*** Opening of Data shown ***

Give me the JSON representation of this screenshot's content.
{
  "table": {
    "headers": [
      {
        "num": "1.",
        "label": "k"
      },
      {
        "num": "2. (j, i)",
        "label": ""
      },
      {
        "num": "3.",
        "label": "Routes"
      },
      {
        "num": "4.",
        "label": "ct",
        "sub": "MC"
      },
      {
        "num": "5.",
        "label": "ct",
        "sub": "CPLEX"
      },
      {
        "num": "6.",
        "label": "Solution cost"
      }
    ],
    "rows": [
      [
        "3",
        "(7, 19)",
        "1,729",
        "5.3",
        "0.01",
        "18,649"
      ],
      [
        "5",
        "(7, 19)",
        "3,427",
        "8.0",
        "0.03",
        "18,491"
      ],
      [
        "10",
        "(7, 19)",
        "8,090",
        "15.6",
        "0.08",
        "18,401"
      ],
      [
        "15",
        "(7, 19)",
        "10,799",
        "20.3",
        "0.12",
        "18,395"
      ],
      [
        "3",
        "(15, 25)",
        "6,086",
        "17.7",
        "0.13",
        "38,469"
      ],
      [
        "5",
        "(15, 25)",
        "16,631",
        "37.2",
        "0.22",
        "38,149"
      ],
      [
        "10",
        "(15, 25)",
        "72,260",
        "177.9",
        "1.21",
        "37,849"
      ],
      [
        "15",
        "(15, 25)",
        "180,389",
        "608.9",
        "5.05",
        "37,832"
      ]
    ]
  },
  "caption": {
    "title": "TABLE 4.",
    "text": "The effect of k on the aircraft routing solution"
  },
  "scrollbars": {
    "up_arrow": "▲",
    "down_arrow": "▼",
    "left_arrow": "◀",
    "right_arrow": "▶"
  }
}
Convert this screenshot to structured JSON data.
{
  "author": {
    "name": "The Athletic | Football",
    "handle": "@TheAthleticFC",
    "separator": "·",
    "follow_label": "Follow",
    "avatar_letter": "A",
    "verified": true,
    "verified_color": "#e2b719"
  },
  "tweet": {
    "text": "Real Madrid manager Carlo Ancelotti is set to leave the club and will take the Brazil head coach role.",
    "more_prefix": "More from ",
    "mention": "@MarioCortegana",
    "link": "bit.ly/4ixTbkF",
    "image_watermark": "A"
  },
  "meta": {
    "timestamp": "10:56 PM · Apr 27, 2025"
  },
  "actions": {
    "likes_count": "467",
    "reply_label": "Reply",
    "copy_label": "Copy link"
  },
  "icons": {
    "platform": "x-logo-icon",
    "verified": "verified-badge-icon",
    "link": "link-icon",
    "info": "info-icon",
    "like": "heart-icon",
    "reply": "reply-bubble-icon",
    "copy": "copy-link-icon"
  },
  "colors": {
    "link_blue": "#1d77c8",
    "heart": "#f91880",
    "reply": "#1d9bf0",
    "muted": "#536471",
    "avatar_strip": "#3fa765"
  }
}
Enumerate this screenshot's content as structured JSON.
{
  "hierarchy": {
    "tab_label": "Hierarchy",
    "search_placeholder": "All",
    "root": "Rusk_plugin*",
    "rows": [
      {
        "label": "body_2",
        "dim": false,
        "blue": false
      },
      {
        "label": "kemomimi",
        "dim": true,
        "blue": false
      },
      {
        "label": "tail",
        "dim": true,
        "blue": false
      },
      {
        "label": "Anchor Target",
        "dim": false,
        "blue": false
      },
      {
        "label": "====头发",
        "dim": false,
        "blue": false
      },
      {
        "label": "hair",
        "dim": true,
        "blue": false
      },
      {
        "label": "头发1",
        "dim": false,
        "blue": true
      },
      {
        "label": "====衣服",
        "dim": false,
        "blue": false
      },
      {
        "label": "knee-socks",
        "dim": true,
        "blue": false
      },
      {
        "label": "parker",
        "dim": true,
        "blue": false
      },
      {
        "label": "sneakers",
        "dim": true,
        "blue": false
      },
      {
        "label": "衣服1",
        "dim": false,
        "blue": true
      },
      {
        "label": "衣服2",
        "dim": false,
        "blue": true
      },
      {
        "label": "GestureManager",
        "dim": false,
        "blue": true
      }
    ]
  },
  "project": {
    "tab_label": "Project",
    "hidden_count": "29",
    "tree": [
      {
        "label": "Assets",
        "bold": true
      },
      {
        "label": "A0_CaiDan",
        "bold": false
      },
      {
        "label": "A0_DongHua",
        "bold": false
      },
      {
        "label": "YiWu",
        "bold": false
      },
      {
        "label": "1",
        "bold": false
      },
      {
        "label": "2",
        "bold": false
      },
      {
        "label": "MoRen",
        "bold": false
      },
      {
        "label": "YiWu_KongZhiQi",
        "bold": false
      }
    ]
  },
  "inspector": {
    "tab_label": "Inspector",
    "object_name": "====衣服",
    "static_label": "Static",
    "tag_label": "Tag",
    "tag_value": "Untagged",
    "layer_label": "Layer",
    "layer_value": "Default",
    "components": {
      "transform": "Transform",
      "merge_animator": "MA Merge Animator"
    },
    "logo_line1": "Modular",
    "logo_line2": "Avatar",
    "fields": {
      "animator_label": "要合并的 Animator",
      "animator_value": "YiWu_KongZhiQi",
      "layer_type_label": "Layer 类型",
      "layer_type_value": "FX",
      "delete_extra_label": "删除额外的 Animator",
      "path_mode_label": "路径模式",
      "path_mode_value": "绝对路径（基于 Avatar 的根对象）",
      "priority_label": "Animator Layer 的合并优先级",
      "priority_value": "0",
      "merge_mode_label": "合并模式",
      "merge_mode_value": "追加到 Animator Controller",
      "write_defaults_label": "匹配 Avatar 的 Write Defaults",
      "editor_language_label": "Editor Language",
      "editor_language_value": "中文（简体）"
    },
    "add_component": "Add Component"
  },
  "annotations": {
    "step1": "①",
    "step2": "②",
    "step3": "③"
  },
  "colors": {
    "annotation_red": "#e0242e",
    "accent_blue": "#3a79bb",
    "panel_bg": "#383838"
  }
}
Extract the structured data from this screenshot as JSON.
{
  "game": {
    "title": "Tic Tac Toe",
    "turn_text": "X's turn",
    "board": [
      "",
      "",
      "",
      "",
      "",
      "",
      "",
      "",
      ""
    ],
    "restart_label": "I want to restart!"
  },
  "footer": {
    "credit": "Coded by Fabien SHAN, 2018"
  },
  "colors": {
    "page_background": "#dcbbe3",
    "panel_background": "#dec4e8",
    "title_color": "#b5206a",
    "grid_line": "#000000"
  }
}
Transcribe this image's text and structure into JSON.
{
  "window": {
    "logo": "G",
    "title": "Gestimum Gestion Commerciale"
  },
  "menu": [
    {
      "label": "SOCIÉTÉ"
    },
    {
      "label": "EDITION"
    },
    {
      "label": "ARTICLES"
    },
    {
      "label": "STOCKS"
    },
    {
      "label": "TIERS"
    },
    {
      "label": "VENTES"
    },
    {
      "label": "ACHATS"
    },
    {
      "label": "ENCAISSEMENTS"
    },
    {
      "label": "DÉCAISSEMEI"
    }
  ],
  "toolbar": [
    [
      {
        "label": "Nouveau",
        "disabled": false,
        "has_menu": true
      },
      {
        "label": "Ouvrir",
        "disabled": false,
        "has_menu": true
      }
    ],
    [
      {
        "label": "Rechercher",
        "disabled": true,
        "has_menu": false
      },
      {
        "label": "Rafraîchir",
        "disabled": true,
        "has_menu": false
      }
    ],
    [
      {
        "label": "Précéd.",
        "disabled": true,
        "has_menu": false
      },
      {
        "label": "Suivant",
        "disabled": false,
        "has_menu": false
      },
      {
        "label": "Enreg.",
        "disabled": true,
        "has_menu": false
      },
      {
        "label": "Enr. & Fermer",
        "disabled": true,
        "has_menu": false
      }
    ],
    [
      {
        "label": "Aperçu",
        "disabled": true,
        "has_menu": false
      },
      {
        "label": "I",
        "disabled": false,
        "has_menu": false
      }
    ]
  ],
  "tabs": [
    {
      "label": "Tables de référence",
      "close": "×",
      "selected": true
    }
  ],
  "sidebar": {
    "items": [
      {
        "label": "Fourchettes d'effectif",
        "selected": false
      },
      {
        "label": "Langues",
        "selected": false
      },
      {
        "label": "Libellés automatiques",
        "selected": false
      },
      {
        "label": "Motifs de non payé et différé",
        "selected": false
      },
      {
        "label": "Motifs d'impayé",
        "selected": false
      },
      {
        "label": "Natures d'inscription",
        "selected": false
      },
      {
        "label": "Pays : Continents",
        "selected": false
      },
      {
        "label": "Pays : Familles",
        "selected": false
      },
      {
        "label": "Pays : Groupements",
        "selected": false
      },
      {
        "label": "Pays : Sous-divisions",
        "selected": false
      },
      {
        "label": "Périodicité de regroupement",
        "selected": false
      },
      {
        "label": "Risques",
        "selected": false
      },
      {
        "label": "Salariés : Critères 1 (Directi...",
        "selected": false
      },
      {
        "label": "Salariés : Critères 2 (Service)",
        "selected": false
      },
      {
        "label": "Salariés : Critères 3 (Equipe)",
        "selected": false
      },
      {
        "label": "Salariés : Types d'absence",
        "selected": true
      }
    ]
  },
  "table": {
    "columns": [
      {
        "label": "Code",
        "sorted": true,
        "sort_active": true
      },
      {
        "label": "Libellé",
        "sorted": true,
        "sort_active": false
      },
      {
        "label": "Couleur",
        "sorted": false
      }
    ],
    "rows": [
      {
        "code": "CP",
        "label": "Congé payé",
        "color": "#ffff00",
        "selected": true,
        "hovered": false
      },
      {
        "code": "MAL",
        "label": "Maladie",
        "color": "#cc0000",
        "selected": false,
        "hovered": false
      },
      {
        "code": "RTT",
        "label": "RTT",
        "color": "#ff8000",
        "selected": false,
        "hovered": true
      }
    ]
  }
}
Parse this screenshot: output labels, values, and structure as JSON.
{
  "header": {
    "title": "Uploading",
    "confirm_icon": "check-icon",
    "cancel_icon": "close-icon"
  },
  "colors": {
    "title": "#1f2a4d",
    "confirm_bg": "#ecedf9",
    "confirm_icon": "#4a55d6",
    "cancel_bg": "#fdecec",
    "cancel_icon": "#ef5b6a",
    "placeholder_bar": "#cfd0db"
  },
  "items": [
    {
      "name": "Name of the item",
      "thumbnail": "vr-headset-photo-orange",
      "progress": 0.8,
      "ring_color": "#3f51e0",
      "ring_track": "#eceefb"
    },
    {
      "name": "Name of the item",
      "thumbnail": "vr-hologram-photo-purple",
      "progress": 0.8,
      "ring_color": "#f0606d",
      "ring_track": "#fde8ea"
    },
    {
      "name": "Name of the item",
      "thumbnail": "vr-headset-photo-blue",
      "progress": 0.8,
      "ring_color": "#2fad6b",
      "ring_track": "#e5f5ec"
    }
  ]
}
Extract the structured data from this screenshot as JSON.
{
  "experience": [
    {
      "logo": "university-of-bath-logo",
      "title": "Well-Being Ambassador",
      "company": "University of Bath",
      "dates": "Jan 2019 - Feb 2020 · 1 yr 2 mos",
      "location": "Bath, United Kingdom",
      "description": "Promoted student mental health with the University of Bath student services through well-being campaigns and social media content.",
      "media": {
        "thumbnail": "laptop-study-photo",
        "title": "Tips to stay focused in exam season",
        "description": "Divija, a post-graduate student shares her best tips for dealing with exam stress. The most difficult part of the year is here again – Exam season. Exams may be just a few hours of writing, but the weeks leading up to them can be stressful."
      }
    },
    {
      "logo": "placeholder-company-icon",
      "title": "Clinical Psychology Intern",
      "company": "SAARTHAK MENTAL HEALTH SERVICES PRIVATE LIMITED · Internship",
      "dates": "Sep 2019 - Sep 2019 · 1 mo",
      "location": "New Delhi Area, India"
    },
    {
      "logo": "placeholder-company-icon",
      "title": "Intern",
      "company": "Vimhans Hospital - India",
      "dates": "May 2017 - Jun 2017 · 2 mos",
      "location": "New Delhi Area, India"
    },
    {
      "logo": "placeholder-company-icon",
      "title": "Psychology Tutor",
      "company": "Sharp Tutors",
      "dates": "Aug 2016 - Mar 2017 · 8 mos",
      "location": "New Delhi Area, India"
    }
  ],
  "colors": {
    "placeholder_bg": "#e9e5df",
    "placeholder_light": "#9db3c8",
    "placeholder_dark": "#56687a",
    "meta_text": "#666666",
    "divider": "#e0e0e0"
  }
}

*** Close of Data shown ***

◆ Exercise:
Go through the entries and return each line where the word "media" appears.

◆ Task result:
      "description": "Promoted student mental health with the University of Bath student services through well-being campaigns and social media content.",
      "media": {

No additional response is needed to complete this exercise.